What to work on — All that is wanted is an exact copy of the lines below, starting at the one that contains "Serialize everything readable" and running to the end.

Entries supplied START

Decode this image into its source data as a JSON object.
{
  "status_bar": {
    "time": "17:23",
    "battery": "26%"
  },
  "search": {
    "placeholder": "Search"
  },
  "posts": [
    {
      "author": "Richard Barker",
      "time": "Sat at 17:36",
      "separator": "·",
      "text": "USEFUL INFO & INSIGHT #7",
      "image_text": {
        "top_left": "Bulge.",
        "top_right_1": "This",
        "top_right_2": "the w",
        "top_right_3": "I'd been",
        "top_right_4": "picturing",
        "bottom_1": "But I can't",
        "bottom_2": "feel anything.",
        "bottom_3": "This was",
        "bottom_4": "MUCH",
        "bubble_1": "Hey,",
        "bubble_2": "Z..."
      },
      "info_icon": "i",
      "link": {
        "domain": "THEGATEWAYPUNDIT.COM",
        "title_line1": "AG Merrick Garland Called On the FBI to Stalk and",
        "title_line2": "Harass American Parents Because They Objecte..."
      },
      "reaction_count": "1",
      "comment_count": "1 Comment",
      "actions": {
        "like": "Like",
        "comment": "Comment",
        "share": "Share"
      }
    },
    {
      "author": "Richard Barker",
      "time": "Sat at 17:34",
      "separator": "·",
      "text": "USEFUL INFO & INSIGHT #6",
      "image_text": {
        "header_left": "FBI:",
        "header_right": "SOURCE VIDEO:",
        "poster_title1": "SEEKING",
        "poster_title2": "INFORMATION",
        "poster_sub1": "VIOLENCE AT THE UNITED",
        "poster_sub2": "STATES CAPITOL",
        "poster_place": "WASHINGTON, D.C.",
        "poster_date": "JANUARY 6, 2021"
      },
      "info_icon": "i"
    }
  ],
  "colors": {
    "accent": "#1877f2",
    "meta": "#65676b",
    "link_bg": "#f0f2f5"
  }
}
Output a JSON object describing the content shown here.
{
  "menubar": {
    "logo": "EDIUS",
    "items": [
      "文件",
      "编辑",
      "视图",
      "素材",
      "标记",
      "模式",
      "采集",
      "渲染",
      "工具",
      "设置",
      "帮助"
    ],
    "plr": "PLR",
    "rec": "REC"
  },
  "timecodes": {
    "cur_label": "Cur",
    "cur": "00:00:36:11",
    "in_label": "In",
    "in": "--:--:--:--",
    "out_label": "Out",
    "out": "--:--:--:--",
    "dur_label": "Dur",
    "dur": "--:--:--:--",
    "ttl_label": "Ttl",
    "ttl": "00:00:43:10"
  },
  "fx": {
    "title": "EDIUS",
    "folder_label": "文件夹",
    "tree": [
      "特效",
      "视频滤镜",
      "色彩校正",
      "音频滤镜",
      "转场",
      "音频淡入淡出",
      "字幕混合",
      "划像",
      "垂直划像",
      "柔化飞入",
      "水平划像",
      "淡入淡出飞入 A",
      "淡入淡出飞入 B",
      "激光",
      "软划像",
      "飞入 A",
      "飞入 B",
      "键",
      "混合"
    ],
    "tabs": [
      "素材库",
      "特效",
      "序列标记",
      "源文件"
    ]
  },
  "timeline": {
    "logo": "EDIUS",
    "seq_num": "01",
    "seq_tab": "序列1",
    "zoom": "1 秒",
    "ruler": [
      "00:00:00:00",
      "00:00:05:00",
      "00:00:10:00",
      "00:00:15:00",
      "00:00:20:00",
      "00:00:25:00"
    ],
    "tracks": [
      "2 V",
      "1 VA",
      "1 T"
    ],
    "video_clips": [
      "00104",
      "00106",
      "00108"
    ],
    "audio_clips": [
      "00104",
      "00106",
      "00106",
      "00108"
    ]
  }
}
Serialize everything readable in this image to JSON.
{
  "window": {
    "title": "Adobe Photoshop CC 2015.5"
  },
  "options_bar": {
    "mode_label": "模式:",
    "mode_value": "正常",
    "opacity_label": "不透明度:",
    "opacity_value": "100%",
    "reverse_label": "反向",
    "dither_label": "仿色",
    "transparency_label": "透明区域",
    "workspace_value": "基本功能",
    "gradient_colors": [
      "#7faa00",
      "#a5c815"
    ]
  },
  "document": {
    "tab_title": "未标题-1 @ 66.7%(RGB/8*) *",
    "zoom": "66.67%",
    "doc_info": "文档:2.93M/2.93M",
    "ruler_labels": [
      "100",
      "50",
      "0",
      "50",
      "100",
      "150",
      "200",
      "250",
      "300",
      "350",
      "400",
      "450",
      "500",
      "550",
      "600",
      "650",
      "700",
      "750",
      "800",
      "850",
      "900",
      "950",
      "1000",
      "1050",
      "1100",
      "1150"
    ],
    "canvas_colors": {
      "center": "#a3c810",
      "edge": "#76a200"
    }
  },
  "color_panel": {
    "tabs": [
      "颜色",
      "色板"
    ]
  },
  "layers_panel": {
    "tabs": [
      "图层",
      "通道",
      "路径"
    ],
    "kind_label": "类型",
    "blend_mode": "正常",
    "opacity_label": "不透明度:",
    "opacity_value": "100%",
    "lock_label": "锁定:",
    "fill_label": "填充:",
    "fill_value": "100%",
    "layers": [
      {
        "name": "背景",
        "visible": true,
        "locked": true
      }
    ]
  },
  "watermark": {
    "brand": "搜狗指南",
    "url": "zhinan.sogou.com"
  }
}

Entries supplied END

Answer space —
Serialize everything readable in this image to JSON.
{
  "window": {
    "title": "Adobe Photoshop CC 2015.5"
  },
  "options_bar": {
    "mode_label": "模式:",
    "mode_value": "正常",
    "opacity_label": "不透明度:",
    "opacity_value": "100%",
    "reverse_label": "反向",
    "dither_label": "仿色",
    "transparency_label": "透明区域",
    "workspace_value": "基本功能",
    "gradient_colors": [
      "#7faa00",
      "#a5c815"
    ]
  },
  "document": {
    "tab_title": "未标题-1 @ 66.7%(RGB/8*) *",
    "zoom": "66.67%",
    "doc_info": "文档:2.93M/2.93M",
    "ruler_labels": [
      "100",
      "50",
      "0",
      "50",
      "100",
      "150",
      "200",
      "250",
      "300",
      "350",
      "400",
      "450",
      "500",
      "550",
      "600",
      "650",
      "700",
      "750",
      "800",
      "850",
      "900",
      "950",
      "1000",
      "1050",
      "1100",
      "1150"
    ],
    "canvas_colors": {
      "center": "#a3c810",
      "edge": "#76a200"
    }
  },
  "color_panel": {
    "tabs": [
      "颜色",
      "色板"
    ]
  },
  "layers_panel": {
    "tabs": [
      "图层",
      "通道",
      "路径"
    ],
    "kind_label": "类型",
    "blend_mode": "正常",
    "opacity_label": "不透明度:",
    "opacity_value": "100%",
    "lock_label": "锁定:",
    "fill_label": "填充:",
    "fill_value": "100%",
    "layers": [
      {
        "name": "背景",
        "visible": true,
        "locked": true
      }
    ]
  },
  "watermark": {
    "brand": "搜狗指南",
    "url": "zhinan.sogou.com"
  }
}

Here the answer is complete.